| YOUR OBJECTIVE |
Give back the whole listing verbatim, printing none of its pictures.

| DATA SHOWN |
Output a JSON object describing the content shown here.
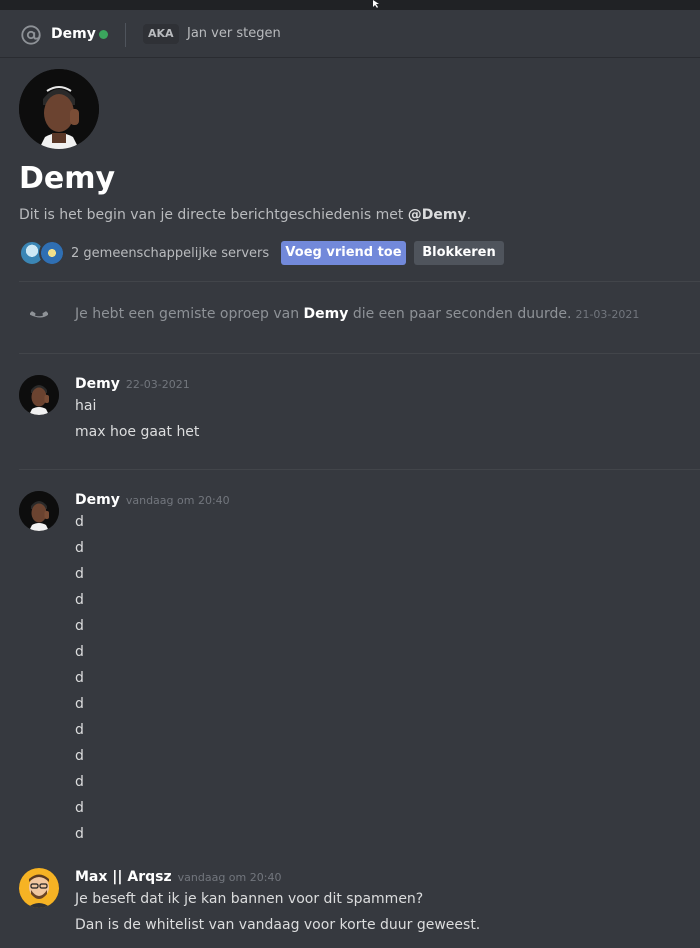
{
  "header": {
    "username": "Demy",
    "aka_label": "AKA",
    "aka_name": "Jan ver stegen"
  },
  "profile": {
    "name": "Demy",
    "intro_text": "Dit is het begin van je directe berichtgeschiedenis met ",
    "intro_mention": "@Demy",
    "intro_end": ".",
    "mutual_servers": "2 gemeenschappelijke servers",
    "add_friend_label": "Voeg vriend toe",
    "block_label": "Blokkeren"
  },
  "call": {
    "text_before": "Je hebt een gemiste oproep van ",
    "caller": "Demy",
    "text_after": " die een paar seconden duurde.",
    "date": "21-03-2021"
  },
  "messages": [
    {
      "author": "Demy",
      "timestamp": "22-03-2021",
      "lines": [
        "hai",
        "max hoe gaat het"
      ]
    },
    {
      "author": "Demy",
      "timestamp": "vandaag om 20:40",
      "lines": [
        "d",
        "d",
        "d",
        "d",
        "d",
        "d",
        "d",
        "d",
        "d",
        "d",
        "d",
        "d",
        "d"
      ]
    },
    {
      "author": "Max || Arqsz",
      "timestamp": "vandaag om 20:40",
      "lines": [
        "Je beseft dat ik je kan bannen voor dit spammen?",
        "Dan is de whitelist van vandaag voor korte duur geweest."
      ]
    }
  ],
  "colors": {
    "background": "#36393f",
    "accent": "#7289da",
    "online": "#3ba55d",
    "secondary_button": "#4f545c"
  },
  "icons": {
    "at": "at-sign-icon",
    "status": "online-status-icon",
    "call": "phone-icon"
  }
}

| ANSWER |
Output a JSON object describing the content shown here.
{
  "header": {
    "username": "Demy",
    "aka_label": "AKA",
    "aka_name": "Jan ver stegen"
  },
  "profile": {
    "name": "Demy",
    "intro_text": "Dit is het begin van je directe berichtgeschiedenis met ",
    "intro_mention": "@Demy",
    "intro_end": ".",
    "mutual_servers": "2 gemeenschappelijke servers",
    "add_friend_label": "Voeg vriend toe",
    "block_label": "Blokkeren"
  },
  "call": {
    "text_before": "Je hebt een gemiste oproep van ",
    "caller": "Demy",
    "text_after": " die een paar seconden duurde.",
    "date": "21-03-2021"
  },
  "messages": [
    {
      "author": "Demy",
      "timestamp": "22-03-2021",
      "lines": [
        "hai",
        "max hoe gaat het"
      ]
    },
    {
      "author": "Demy",
      "timestamp": "vandaag om 20:40",
      "lines": [
        "d",
        "d",
        "d",
        "d",
        "d",
        "d",
        "d",
        "d",
        "d",
        "d",
        "d",
        "d",
        "d"
      ]
    },
    {
      "author": "Max || Arqsz",
      "timestamp": "vandaag om 20:40",
      "lines": [
        "Je beseft dat ik je kan bannen voor dit spammen?",
        "Dan is de whitelist van vandaag voor korte duur geweest."
      ]
    }
  ],
  "colors": {
    "background": "#36393f",
    "accent": "#7289da",
    "online": "#3ba55d",
    "secondary_button": "#4f545c"
  },
  "icons": {
    "at": "at-sign-icon",
    "status": "online-status-icon",
    "call": "phone-icon"
  }
}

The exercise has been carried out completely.